Input data ->
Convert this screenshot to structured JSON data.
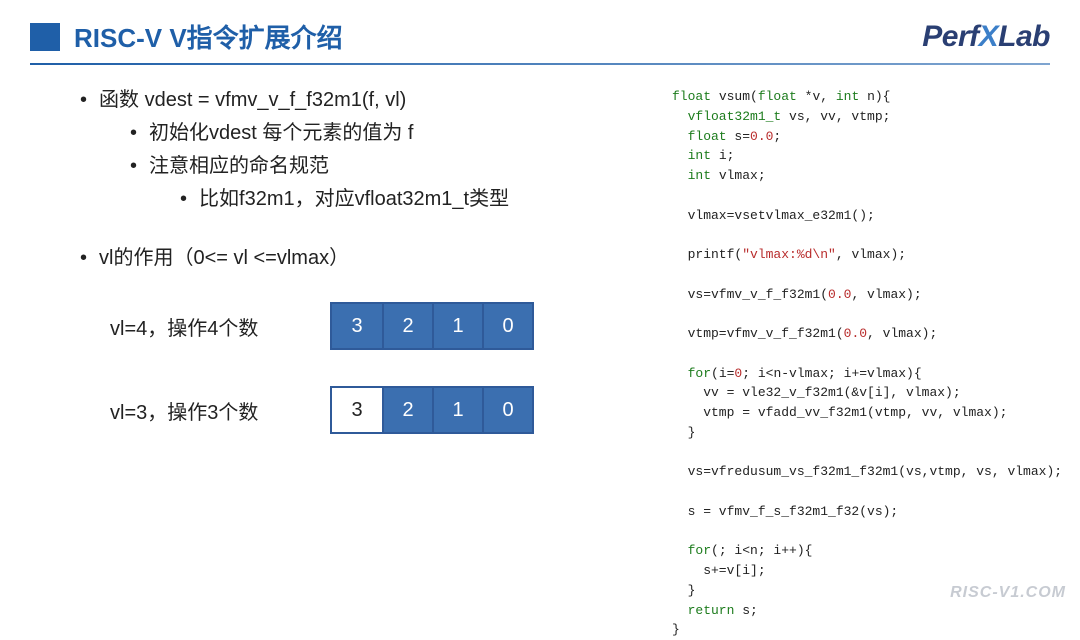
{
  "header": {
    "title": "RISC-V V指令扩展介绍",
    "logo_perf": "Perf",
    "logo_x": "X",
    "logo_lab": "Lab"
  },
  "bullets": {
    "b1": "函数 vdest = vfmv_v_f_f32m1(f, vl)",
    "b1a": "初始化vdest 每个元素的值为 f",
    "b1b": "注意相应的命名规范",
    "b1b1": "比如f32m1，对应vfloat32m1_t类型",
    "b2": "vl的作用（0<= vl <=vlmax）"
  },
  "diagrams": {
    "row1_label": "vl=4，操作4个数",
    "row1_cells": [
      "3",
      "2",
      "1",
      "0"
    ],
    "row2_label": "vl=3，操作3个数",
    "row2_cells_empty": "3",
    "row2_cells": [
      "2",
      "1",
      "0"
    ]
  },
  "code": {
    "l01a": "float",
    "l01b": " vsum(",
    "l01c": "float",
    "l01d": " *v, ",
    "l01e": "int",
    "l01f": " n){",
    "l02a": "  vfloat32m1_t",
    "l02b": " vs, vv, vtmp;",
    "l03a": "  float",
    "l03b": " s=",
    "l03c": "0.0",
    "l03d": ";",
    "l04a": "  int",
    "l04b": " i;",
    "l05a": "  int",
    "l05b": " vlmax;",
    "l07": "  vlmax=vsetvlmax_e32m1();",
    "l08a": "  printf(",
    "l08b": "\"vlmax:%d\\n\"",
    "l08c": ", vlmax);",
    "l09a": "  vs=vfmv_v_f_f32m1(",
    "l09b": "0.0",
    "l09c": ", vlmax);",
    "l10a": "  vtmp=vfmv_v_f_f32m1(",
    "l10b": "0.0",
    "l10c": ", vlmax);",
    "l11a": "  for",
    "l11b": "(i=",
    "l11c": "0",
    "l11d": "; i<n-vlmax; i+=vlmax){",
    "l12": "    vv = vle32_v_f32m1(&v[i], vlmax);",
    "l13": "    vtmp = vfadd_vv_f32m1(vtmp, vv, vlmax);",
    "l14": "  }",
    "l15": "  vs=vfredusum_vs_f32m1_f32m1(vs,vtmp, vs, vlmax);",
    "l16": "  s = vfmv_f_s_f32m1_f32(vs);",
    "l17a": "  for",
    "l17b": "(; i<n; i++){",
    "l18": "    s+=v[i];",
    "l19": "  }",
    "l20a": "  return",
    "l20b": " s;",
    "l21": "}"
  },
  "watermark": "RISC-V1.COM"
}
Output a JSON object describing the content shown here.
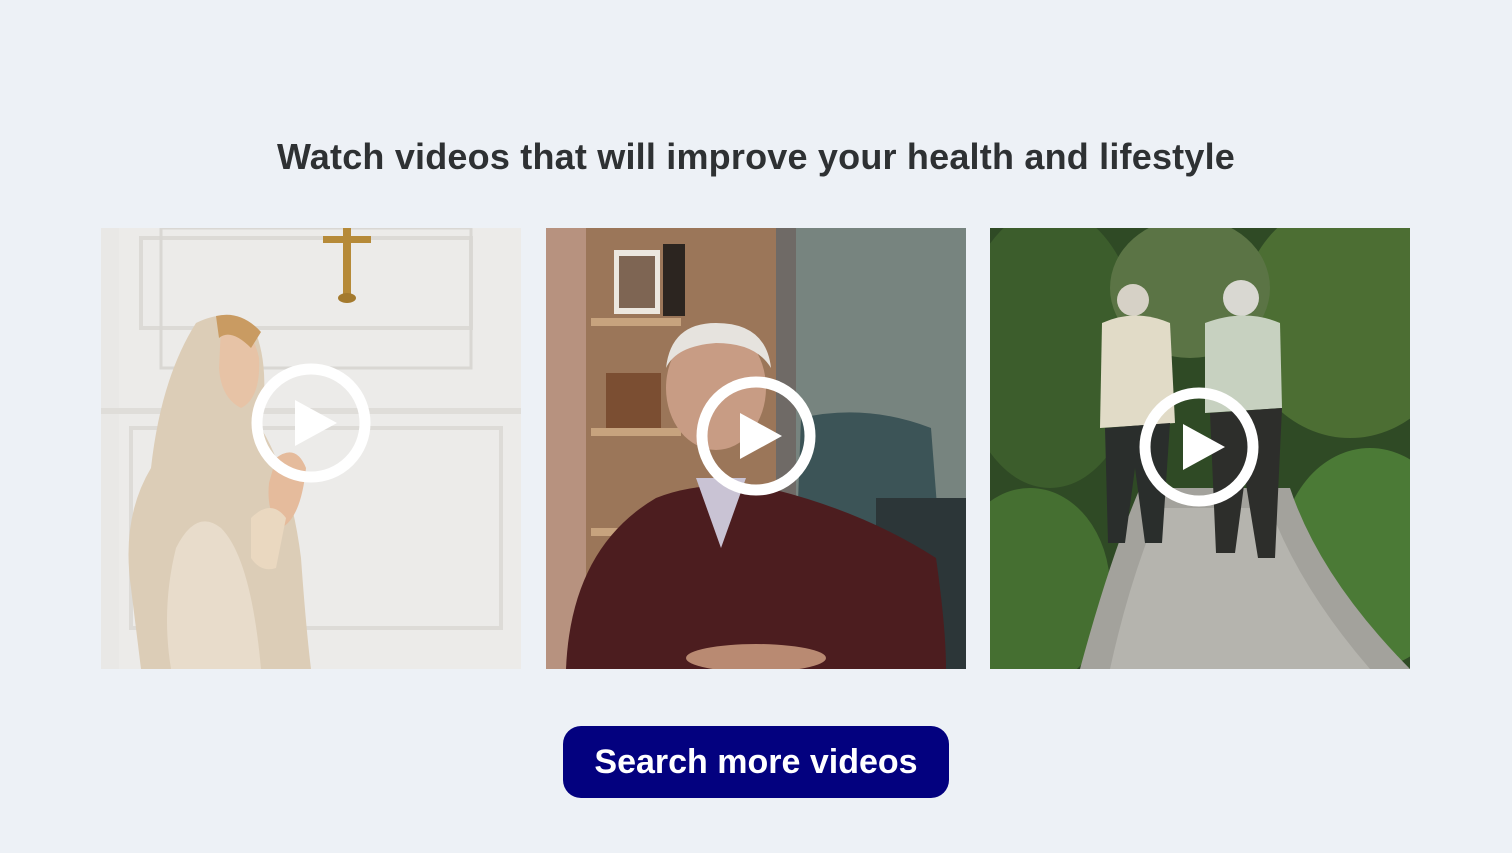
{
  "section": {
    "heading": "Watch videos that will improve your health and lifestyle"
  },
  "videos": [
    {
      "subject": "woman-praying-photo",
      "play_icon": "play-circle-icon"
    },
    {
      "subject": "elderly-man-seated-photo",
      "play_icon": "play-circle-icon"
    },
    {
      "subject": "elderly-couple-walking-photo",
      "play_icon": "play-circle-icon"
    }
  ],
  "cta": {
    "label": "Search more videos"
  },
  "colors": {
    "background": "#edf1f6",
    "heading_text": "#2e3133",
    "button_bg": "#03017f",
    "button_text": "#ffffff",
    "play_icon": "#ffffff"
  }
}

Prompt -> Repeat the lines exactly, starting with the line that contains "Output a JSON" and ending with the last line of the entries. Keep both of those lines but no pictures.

Expected answer ->
Output a JSON object describing the content shown here.
{
  "section": {
    "heading": "Watch videos that will improve your health and lifestyle"
  },
  "videos": [
    {
      "subject": "woman-praying-photo",
      "play_icon": "play-circle-icon"
    },
    {
      "subject": "elderly-man-seated-photo",
      "play_icon": "play-circle-icon"
    },
    {
      "subject": "elderly-couple-walking-photo",
      "play_icon": "play-circle-icon"
    }
  ],
  "cta": {
    "label": "Search more videos"
  },
  "colors": {
    "background": "#edf1f6",
    "heading_text": "#2e3133",
    "button_bg": "#03017f",
    "button_text": "#ffffff",
    "play_icon": "#ffffff"
  }
}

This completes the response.